TASK STATEMENT
Nothing in the records below should be altered in the copy, although the pictures must be left out.

App and web page records
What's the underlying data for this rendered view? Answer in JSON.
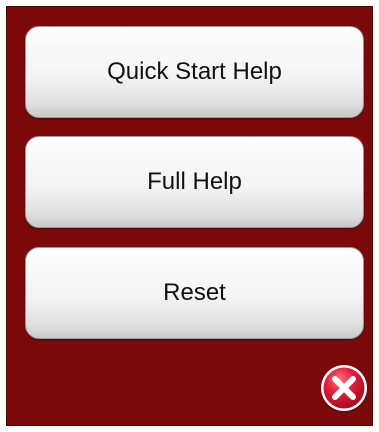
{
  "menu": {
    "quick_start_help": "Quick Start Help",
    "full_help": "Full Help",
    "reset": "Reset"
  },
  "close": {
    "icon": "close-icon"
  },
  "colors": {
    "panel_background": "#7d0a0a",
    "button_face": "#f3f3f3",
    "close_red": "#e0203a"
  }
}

WRITTEN RESPONSE
What's the underlying data for this rendered view? Answer in JSON.
{
  "menu": {
    "quick_start_help": "Quick Start Help",
    "full_help": "Full Help",
    "reset": "Reset"
  },
  "close": {
    "icon": "close-icon"
  },
  "colors": {
    "panel_background": "#7d0a0a",
    "button_face": "#f3f3f3",
    "close_red": "#e0203a"
  }
}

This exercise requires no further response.